In high school biology, another possible explanation for my poor appetite and lack of stature emerged. According to my textbook, height is partially determined by genetic makeup. Mendel’s pea plants inherited their long or short stems. My dad’s side of the family had produced plenty of small people. Some of them, sure, must have had the tall gene but never got enough nutrition to make the most of it, but maybe some of them would have been short no matter what. How could you tell? Maybe, I told myself, I was genetically-destined to be short so I ate just enough to fill out my frame by instinct. Maybe I would have been short even if I had eaten all those dinners.

Eventually it dawned on me that our battle of wills over food had nothing to do with me, at least not directly. I brought my son back to Queens for a few weeks of the summer. He had tried a new kind of yogurt and ended up not liking it, so I re-covered it with the foil lid and put it in the fridge, hiding it in the back behind a bowl of kapusta. Babcia spotted it one morning and said, “He didn’t finish?”

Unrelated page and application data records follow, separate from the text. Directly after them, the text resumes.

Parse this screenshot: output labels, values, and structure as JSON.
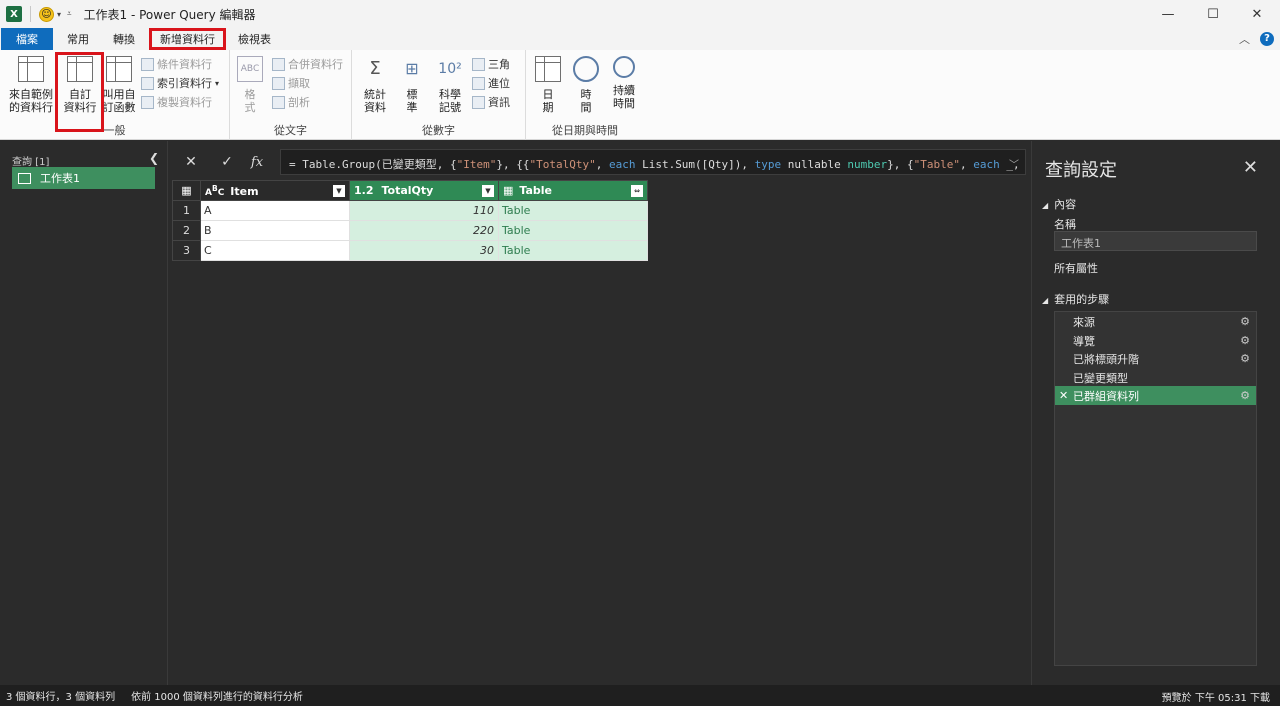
{
  "window": {
    "title": "工作表1 - Power Query 編輯器",
    "app_icon": "X",
    "controls": [
      "minimize",
      "maximize",
      "close"
    ]
  },
  "tabs": [
    {
      "label": "檔案",
      "state": "file"
    },
    {
      "label": "常用",
      "state": "normal"
    },
    {
      "label": "轉換",
      "state": "normal"
    },
    {
      "label": "新增資料行",
      "state": "active"
    },
    {
      "label": "檢視表",
      "state": "normal"
    }
  ],
  "ribbon": {
    "groups": {
      "general": {
        "label": "一般",
        "example_col": "來自範例\n的資料行",
        "custom_col": "自訂\n資料行",
        "invoke_func": "叫用自\n訂函數",
        "conditional": "條件資料行",
        "index": "索引資料行",
        "duplicate": "複製資料行"
      },
      "text": {
        "label": "從文字",
        "format": "格\n式",
        "merge": "合併資料行",
        "extract": "擷取",
        "parse": "剖析"
      },
      "number": {
        "label": "從數字",
        "stats": "統計\n資料",
        "standard": "標\n準",
        "scientific": "科學\n記號",
        "trig": "三角",
        "rounding": "進位",
        "info": "資訊"
      },
      "datetime": {
        "label": "從日期與時間",
        "date": "日\n期",
        "time": "時\n間",
        "duration": "持續\n時間"
      }
    }
  },
  "queries": {
    "header": "查詢 [1]",
    "items": [
      "工作表1"
    ]
  },
  "formula": {
    "fx": "fx",
    "parts": [
      {
        "t": "= Table.Group(已變更類型, {",
        "c": ""
      },
      {
        "t": "\"Item\"",
        "c": "str"
      },
      {
        "t": "}, {{",
        "c": ""
      },
      {
        "t": "\"TotalQty\"",
        "c": "str"
      },
      {
        "t": ", ",
        "c": ""
      },
      {
        "t": "each",
        "c": "kw"
      },
      {
        "t": " List.Sum([Qty]), ",
        "c": ""
      },
      {
        "t": "type",
        "c": "kw"
      },
      {
        "t": " nullable ",
        "c": ""
      },
      {
        "t": "number",
        "c": "ty"
      },
      {
        "t": "}, {",
        "c": ""
      },
      {
        "t": "\"Table\"",
        "c": "str"
      },
      {
        "t": ", ",
        "c": ""
      },
      {
        "t": "each",
        "c": "kw"
      },
      {
        "t": " _,",
        "c": ""
      }
    ]
  },
  "grid": {
    "columns": [
      {
        "type_label": "ABC",
        "name": "Item"
      },
      {
        "type_label": "1.2",
        "name": "TotalQty"
      },
      {
        "type_label": "table",
        "name": "Table"
      }
    ],
    "rows": [
      {
        "n": "1",
        "item": "A",
        "qty": "110",
        "table": "Table"
      },
      {
        "n": "2",
        "item": "B",
        "qty": "220",
        "table": "Table"
      },
      {
        "n": "3",
        "item": "C",
        "qty": "30",
        "table": "Table"
      }
    ]
  },
  "settings": {
    "title": "查詢設定",
    "properties_header": "內容",
    "name_label": "名稱",
    "name_value": "工作表1",
    "all_props": "所有屬性",
    "steps_header": "套用的步驟",
    "steps": [
      {
        "label": "來源",
        "gear": true
      },
      {
        "label": "導覽",
        "gear": true
      },
      {
        "label": "已將標頭升階",
        "gear": true
      },
      {
        "label": "已變更類型",
        "gear": false
      },
      {
        "label": "已群組資料列",
        "gear": true,
        "selected": true
      }
    ]
  },
  "status": {
    "left1": "3 個資料行，3 個資料列",
    "left2": "依前 1000 個資料列進行的資料行分析",
    "right": "預覽於 下午 05:31 下載"
  },
  "colors": {
    "accent": "#0f6cbd",
    "green": "#3e8f5f",
    "highlight": "#d9141b"
  }
}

“He didn’t like it.”

“You are going to eat it?”

“Yeah. I’m going to have it for lunch.”

I had absolutely no intention of eating it myself. Two weeks later, Babcia fished the container out of the fridge while I was making tea. “Oh no,” I said. “It’s out-of-date. I forgot about it.”

“It’s still good,” she said.

“No, it’s mouldy.”       

A green film marked the border between yogurt and plastic. Babcia scraped the mould off with a spoon and plopped it into the garbage. Then, still standing in the light of the open fridge, she downed spoon after spoon of yogurt until the container was empty. The defiant look on her face told me that this was between herself and her god. Fate dared her to waste food, to become comfortable, to forget, but she never would. 

Later that week, more relatives visited and I made tacos for everyone. There were a few taco shells left over, mostly broken. I shoved them back into the box, but forgot to get rid of the evidence in time. A few days later, the broken bits of taco shell reappeared in a bowl in the middle of the kitchen table. “Are you going to eat them?” asked Babcia at breakfast.

“I will,” I said. “I’ll have them for a snack sometime.”

They sat there for several days. On the third day, plastic wrap covered the bowl (though surely the taco shells were already stale): a message. After making sure Babcia was still watching TV in the living room and unlikely to walk in on me, I dumped the taco fragments into my pocket. I poured a dollop of salsa into the empty bowl and swished it around until it looked spontaneous, then left the bowl in the sink like an offering. A few hours later, while watching my kid run around Doughboy Park, I felt grit in my pocket and remembered the shells. I drew out fistfuls of crumbs, throwing them to the pigeons, scattering them to the wind.